  • Near Frederiksberg Palace
  • Located on the quaint island of Zealand in the district of Frederiksberg, the palace indulges tourists with elegant fountains, pavilions and grottos spilling into the area's lush parks and breezy boulevards. Frederiksberg is actually a separate municipality of Copenhagen, but from a culinary perspective it's impeccably stitched into the city's epicurean tapestry. Claus Meyer makes another appearance with Meyer's Delione of three throughout the city—serving a small-plate menu of Danish specialties. To sate a pastry fix stop by Lagkagehuset, recently voted Copenhagen's best bakery, with several outposts throughout the city. For a more extravagant dining adventure stop by the former 18th century orangerie of Mielcke & Hurtigkarl , located in the genteel Frederiksberg Gardens.

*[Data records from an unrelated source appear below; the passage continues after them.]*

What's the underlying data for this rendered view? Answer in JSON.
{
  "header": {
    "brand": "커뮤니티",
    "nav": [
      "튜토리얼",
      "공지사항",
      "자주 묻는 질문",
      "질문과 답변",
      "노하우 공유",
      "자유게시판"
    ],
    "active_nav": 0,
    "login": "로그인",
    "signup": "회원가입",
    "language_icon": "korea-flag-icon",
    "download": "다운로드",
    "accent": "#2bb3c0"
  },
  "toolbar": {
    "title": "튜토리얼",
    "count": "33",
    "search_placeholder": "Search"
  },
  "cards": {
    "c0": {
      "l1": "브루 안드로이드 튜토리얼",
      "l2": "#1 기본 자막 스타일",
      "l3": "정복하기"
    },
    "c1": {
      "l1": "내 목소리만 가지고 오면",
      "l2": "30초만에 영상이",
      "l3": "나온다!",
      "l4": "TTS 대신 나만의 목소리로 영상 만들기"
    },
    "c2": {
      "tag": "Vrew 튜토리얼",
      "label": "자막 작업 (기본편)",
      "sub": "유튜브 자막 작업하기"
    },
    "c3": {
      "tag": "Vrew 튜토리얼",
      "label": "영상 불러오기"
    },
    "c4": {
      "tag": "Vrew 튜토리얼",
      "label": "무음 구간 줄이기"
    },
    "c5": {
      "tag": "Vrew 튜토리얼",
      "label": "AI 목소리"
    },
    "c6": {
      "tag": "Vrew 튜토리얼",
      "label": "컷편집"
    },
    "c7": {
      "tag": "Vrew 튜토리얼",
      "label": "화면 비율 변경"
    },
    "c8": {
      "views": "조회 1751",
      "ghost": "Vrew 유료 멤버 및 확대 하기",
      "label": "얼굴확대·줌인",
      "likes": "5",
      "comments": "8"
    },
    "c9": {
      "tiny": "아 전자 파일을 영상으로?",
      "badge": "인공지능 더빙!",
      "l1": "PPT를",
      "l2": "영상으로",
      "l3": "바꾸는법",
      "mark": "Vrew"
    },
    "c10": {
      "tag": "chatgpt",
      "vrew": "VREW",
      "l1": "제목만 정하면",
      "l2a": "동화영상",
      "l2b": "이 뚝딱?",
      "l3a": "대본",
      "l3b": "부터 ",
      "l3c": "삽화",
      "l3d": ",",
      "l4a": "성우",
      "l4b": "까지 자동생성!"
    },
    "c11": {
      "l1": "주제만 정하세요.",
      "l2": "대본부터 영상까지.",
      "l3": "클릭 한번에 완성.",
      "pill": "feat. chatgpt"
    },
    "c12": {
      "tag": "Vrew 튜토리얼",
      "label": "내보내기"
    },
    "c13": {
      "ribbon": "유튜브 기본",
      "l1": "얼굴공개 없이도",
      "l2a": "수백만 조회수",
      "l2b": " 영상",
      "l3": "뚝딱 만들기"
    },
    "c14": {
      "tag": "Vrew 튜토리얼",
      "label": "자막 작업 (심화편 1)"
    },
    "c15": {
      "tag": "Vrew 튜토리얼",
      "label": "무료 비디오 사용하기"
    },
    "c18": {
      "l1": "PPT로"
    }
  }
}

  • Near the Royal Castle (Amalienborg)
  • The winter home of the Danish royal family features four palaces dripping in rococo opulence. The castle is an ideal introduction to the historical, medieval heart of the Indre By (Inner City) and its wealth of impressive sights. The good news for the landmark-weary is that the area also teems with dining opportunities for every budget. The hot dog is gussied up at Den Økologiske Pølsemand (Døp), with organic beef and pork served on sourdough and linseed buns. For something more upscale head to Danish celebrity chef Bo Bech's restaurant Geist. Another fine dining prospect is the two-story restaurant Marv & Ben. Nearby is the Michelin-starred AOC, where the lauded tasting menu is served in a serene basement setting of vaulted white-washed ceilings. No trip to Copenhagen would be complete without enjoying smørrebrød, and at Aamanns, near the National Gallery of Denmark, the open-faced sandwiches are given a contemporary interpretation. End your gastronomic journey of the Indre By through the unmarked door of Ruby, a sophisticated bar that skips the pretense in favor of some of the city's best cocktails.

  • Near Tivoli Gardens
  • Tivoli Gardens, a whimsical 19th century amusement park near the district of Vesterbro, has much more to offer than ferris wheels, including British chef Paul Cunningham's Michelin-starred restaurant The Paul, located in a greenhouse-styled glass building and concert hall. Herman, where "radical and affectionate" interpretations of traditional Danish dishes are served, also boasts a Michelin star. In recent years, Vesterbro has transcended its seedy reputation to emerge as one of Copenhagen's hippest and most dynamic districts, and Mother is a prime example. The casual establishment located in the Meatpacking District (Kødbyen) offers sourdough-crusted (a.k.a. gluten-free) pizzas baked in a wood-fired oven. At former Noma general manager Anders Selmer's København Fiskebar, meat hooks hanging from the ceiling and a tank of hypnotic jellyfish compete for attention with the restaurant's modern seafood dishes. Karriere Bar is a good place to stop for a pint before continuing your gastronomic tour at Dyrehaven (Deer Garden), a decades-old establishment that has abdicated its sordid past to become one of the city's most beloved cafés. Still hungry? Don't miss the covered market of Torvehallerne. The 60-vendor gourmet food mecca opened earlier this month near Nørreport Station. It's a bit of a trek from the city's epicenter but for the food-obsessed, it offers a culinary paradise to those willing to take the trip — much like Copenhagen itself.